REVIEW: Impresario (Valerian Ruminski) — Deliberately Constructed Moments (LP)
Sparking to life with a bubbly beat that gives us a taste of easy-going vibes ahead, the positive sentiments of “What a Wonderful Day” are all Impresario has to throw down at the start of Deliberately Constructed Moments to have my attention. The unburdened strut of “What a Wonderful Day” hits a wall with the ominous flow of “Every Moment,” but what remains unchanged is the melodic presence of singer Valerian Ruminski’s incomparable vocal, the brightest star in this record. He’s running head-first into treacherous grooves ala “Dirty Water” like his best life is waiting for him on the other side, and while I knew he was capable of operatic harmonies before I ever sat down to review Deliberately Constructed Moments, I couldn’t have guessed he would be putting them to work as hard as he is in these songs.
“The Dancing Ghost” has a lumbering beat that could put out one of your speakers if you’re listening on a cheap setup, but I think that was a goal Ruminski had all along — invasive sonic might. He’s throwing a lot of weight around via the bottom-end swing of this track as well as the pummeling “Mr. Lonely Heart,” one of my favorite songs here, but he doesn’t sound like he’s wallowing in pop/rock excesses for a second. Contrarily, this is an efficient use of decadence — if there ever was such a thing — and an encouraging look for a burgeoning maximalism movement trying to expand from the physical medium to popular music in 2021.
Don’t let its title fool you — “Deep Purple” is hardly an homage to the heavy metal pioneers, but instead a slow-rolling, smoky nightclub song that brings us right into the palm of Valerian Ruminski’s hand inside of its first twenty seconds. It’s curiously placed next to the ’80s throwbacks “Sandals With Socks,” “Broken Line,” and “Fake News,” all three of which had no trouble getting the blood pumping through my body like a brisk run on a chilly winter morning. The fluidity of this album is never based on aesthetical comradery, but instead the capabilities of its featured player as they’re relentlessly shoved into the spotlight (by his own will, I should note). He doesn’t need bells and whistles to create a flow; after all, I don’t think they’d fit with the vocal and instrumental punch Impresario creates unassisted.

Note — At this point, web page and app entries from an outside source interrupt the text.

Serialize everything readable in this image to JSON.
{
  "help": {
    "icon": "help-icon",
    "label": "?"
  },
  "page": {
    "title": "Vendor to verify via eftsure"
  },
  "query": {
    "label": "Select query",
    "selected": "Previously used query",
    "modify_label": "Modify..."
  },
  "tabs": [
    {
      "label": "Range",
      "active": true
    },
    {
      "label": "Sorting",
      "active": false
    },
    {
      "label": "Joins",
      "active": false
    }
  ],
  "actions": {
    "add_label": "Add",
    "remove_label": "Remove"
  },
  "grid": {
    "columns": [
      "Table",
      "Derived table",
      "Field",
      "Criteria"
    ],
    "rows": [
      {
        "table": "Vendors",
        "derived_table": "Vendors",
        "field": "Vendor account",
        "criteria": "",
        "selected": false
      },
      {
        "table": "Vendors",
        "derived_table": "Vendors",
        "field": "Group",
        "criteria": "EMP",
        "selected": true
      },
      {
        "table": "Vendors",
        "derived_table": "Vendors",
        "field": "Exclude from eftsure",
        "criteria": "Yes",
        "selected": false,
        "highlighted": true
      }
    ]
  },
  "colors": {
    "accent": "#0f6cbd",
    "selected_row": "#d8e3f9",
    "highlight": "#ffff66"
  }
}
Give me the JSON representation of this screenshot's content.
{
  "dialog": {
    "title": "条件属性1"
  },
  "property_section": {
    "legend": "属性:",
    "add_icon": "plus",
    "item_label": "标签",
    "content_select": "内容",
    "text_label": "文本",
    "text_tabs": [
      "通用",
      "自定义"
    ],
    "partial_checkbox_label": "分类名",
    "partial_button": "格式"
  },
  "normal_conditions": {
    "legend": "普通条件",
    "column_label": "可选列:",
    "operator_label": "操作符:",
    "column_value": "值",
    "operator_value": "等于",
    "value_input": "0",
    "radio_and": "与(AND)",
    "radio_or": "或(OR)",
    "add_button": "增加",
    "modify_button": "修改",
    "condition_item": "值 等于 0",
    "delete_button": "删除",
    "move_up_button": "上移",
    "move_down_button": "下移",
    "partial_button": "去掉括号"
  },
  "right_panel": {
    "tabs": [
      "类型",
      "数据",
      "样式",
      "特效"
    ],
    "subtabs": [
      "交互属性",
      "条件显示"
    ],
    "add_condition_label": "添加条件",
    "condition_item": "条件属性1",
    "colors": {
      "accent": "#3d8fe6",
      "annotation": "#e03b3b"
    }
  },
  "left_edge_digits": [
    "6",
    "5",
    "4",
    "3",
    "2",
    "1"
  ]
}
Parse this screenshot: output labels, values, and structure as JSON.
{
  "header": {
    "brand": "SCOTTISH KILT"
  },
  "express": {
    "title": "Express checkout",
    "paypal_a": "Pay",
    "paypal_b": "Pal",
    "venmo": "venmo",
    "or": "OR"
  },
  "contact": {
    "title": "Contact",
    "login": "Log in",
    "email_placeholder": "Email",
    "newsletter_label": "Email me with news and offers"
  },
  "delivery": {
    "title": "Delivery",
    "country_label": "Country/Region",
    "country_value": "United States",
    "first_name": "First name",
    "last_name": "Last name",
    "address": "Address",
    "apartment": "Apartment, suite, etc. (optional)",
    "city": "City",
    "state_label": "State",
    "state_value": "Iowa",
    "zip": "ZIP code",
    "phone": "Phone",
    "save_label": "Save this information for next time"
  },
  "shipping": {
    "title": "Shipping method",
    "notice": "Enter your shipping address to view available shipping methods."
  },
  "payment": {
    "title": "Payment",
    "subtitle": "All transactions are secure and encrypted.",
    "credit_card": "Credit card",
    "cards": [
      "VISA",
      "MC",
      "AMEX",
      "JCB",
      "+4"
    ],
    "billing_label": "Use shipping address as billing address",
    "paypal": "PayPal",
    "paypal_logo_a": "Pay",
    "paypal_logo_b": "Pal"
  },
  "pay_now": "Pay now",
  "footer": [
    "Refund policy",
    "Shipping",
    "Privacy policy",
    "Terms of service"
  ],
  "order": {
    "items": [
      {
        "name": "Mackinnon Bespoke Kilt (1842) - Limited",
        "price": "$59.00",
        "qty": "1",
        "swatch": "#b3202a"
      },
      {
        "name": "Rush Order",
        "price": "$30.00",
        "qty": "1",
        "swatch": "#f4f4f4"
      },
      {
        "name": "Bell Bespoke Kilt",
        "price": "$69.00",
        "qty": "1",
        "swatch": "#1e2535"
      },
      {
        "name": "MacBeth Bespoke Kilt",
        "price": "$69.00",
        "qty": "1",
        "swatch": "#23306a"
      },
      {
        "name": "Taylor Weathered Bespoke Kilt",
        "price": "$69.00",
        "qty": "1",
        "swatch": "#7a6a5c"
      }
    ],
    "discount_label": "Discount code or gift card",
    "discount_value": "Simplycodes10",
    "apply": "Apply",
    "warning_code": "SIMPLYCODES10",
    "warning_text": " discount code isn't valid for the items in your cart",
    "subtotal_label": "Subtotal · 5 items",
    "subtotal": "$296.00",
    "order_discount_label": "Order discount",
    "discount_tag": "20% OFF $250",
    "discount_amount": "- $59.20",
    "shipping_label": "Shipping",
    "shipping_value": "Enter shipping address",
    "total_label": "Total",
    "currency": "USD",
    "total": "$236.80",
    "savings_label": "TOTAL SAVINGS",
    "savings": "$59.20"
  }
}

“There is a Body” offers up the most stripped-down look of Deliberately Constructed Moments, but its melodic treasures don’t overwhelm us any more than those preceding it in this tracklist. We cross the finish line in the haunting “If the World Runs Out of Love,” and though the cosmetics of this song would have us believing it to be as beat-driven as the other material here, a closer look will reveal how much of a centerpiece, single-caliber listen it is. In a mission to find world peace or something at least close to such a concept, Valerian Ruminski’s Impresario is giving us a mighty fine soundtrack to enjoy this year, but I’d still encourage audiences to give it a thorough analysis to really appreciate what Deliberately Constructed Moments is meant to express.